Rattigan and Others v. Chief Immigration Officer and Others

Applicants are female citizens of Zimbabwe married to alien husbands. Their husbands must renew their residence permits and are thus at risk for deportation. As a result, Applicants and their families are unable to freely establish a permanent and stable family life in Zimbabwe. Applicants therefore sought relief from the High Court, claiming that the refusal to grant their husbands permanent residence violates the freedom of movement provision in Section 22(1) of the Zimbabwe Constitution. They further argued that by denying their husbands permission to permanently live in Zimbabwe, the state equally denied the women’s right to establish a place of residence. The immigration law thus indirectly restricted women’s freedom of movement, as they were required to follow their husbands in order to secure the family bond.

This decision was subsequently reinforced in Salem v. Chief Immigration Officer and Others (1994) (2) ZLR 287 (S).  The Salem Court held that a woman’s constitutional freedom of movement is violated when she must leave the country to follow her husband in order to secure the family’s livelihood.
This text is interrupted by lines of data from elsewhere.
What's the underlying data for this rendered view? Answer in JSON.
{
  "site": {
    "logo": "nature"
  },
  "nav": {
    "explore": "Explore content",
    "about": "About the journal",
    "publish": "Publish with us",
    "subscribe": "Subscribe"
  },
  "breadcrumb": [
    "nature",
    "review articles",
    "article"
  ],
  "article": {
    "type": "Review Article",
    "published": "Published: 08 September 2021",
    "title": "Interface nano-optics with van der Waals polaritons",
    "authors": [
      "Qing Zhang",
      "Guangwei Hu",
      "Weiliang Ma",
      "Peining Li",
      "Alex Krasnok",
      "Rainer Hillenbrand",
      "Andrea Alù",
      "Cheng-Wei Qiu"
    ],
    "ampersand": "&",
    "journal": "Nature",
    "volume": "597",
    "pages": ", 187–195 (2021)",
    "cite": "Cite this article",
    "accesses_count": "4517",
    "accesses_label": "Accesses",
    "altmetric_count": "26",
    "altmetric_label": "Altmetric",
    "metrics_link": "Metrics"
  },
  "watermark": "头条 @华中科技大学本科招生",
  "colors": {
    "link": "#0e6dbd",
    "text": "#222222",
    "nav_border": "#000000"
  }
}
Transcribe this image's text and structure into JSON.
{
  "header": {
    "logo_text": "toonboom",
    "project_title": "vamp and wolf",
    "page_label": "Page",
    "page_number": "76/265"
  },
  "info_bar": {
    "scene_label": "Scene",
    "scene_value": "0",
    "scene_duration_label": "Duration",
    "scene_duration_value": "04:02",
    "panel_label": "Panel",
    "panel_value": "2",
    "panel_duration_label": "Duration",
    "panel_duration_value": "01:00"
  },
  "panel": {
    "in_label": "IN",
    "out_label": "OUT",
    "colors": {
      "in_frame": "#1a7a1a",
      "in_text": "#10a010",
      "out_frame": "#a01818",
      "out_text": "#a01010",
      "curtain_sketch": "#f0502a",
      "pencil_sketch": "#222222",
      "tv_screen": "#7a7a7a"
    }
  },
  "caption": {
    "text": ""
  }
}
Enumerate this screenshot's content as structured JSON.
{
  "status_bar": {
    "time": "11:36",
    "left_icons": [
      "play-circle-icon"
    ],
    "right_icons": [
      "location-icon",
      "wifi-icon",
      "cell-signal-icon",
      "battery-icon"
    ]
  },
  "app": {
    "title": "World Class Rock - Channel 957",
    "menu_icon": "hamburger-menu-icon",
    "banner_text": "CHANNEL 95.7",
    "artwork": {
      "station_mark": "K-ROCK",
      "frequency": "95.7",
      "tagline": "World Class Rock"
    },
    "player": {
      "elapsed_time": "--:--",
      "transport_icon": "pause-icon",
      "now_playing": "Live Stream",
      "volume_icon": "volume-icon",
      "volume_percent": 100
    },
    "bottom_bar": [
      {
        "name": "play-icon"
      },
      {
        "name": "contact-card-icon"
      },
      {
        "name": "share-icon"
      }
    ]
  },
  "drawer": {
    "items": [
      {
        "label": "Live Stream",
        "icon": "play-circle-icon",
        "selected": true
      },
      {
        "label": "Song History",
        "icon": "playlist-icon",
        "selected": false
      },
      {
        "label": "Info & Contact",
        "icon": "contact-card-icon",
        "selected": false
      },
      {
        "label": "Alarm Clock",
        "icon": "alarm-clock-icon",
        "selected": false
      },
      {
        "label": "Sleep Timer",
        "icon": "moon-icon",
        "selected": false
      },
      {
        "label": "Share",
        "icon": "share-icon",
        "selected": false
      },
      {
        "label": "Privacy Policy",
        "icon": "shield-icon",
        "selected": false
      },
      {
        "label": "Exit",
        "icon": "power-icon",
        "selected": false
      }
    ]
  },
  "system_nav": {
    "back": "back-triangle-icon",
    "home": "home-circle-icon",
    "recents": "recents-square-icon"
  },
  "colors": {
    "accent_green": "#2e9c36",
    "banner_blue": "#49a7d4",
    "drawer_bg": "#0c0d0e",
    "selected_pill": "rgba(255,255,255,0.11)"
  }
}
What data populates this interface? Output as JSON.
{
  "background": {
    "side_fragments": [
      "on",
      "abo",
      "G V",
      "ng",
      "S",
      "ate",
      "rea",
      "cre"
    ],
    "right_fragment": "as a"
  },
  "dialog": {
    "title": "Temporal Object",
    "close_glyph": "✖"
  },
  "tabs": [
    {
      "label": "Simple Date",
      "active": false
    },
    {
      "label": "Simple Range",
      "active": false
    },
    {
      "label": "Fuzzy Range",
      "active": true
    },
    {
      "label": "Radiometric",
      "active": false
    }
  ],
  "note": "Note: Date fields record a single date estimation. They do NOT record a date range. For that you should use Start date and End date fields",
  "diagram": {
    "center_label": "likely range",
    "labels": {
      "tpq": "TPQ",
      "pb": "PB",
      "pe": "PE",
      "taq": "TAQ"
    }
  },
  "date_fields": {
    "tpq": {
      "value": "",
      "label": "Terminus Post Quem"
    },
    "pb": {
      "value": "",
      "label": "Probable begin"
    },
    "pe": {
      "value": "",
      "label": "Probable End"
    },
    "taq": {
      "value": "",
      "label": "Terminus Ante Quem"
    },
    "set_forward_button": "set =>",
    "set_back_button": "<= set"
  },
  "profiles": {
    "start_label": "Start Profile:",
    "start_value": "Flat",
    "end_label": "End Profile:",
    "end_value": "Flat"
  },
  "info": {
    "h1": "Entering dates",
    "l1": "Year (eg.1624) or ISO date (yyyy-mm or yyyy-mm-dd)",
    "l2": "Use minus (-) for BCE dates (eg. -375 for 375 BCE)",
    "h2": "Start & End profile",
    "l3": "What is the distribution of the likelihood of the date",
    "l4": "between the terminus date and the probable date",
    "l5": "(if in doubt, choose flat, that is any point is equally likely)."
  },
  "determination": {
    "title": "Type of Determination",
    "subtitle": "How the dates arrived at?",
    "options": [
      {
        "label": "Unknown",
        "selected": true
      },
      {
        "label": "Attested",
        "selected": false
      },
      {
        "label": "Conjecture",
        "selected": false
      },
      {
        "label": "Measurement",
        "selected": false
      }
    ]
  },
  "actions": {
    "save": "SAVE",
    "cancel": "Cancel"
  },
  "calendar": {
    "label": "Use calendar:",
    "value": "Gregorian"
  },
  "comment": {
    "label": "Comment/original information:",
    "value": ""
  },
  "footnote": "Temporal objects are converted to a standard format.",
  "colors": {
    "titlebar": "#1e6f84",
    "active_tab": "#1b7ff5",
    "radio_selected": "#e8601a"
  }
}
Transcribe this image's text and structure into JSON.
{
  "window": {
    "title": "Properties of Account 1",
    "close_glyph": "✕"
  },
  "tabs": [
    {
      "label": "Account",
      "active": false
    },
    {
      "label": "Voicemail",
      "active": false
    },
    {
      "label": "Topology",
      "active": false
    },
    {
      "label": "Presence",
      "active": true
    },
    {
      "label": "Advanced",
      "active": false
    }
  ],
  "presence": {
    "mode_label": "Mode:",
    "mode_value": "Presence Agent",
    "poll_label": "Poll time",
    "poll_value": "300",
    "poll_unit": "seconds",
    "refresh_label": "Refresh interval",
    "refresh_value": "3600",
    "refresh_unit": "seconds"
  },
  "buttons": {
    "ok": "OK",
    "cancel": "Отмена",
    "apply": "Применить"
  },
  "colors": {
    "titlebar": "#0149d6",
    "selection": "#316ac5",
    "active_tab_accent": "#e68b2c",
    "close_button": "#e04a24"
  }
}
The Court also held that the immigration law is discriminatory and adversely affected those wives who were partially or wholly dependent on their alien husbands for support.